The lowest part of living and working overseas is to be far away from loved ones. We miss our family and friends, especially our two older boys. Both boys were able to visit us this summer, but when the summer ended so did their visit. Last year my middle son lived with our friends to complete his senior year. We were fortunate to have the support for him while we were away, but realized parenting from afar isn’t easy. Your child isn’t in your home, and you don’t have a physical presence to ensure things are getting done or rules are being followed. Due to our location, we weren’t able to be back in the states for the start of college for both older boys this fall. A mixture of guilt and sadness exists for my husband and I, as we have always been involved parents and to not be there to support them both feels strange. Several situations have happened in the last year with both boys, and we’ve only been able to provide support via phone, or chat. This is normal for all college bound parents, however our situation is more of a challenge due to the time difference.
Another low point has been the adjustment to our new situation. My husband and young son have been slow to adjust to living in Italy. They are both doing better now, but it hasn’t been easy. They’ve had to adjust to a new culture to live and work in. My son went from attending a progressive school to a traditional one. He has had to make new friends, and adjust to a life he would have not chosen for himself. Knowing my family wasn’t happy has made me feel sad, as I know I’m the one responsible for the choice to live overseas.

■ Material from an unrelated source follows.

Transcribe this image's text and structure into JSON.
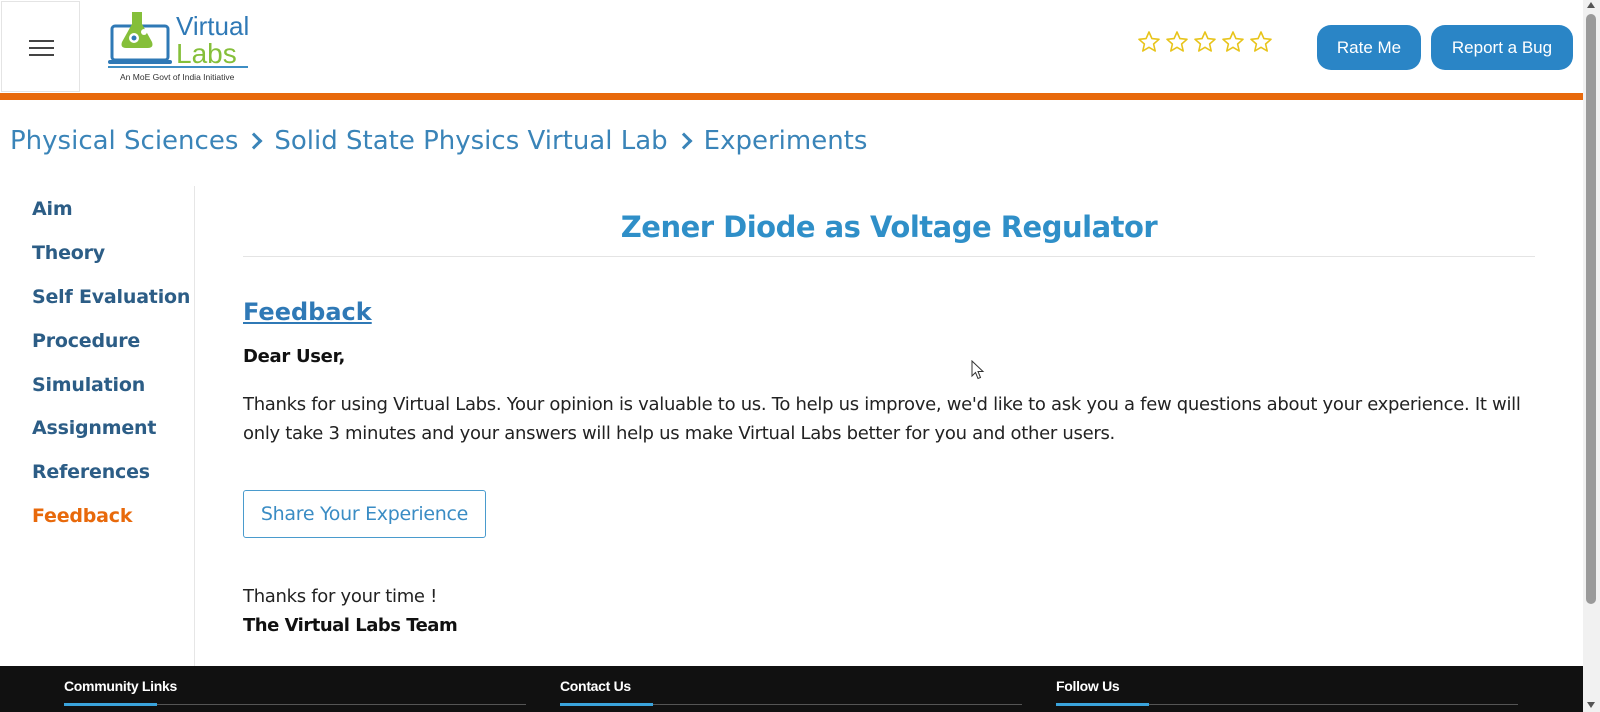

So what do I think about this new life experience so far? Frankly, it’s the most amazing thing I’ve ever done. I’ve never thought of myself as being brave, but I do now. The challenges I have faced this year have surpassed anything I’ve done previously. I’ve realized my family and I are quite capable. We have developed skills of resilience and patience. We’ve learned new ways to communicate and to support each other. We’ve all gone way outside our comfort zone and survived. This opportunity my family and I have is a chance of a lifetime. There isn’t a day that goes by that I don’t say that to myself, despite all of the challenges.
I am grateful for the support my family has provided each day for my work, and for reminding where my roots are. The roots of your life are what keep you stable when the winds are strong, or the rain weaken the ground. And let me tell you, there have been some strong winds and rain in Italy.
Hopefully, this post will get me on track again to writing for my blog. I know many of you have asked me to start writing again. I will do my best. In the meanwhile, enjoy some photos of our first year living abroad. Ciao!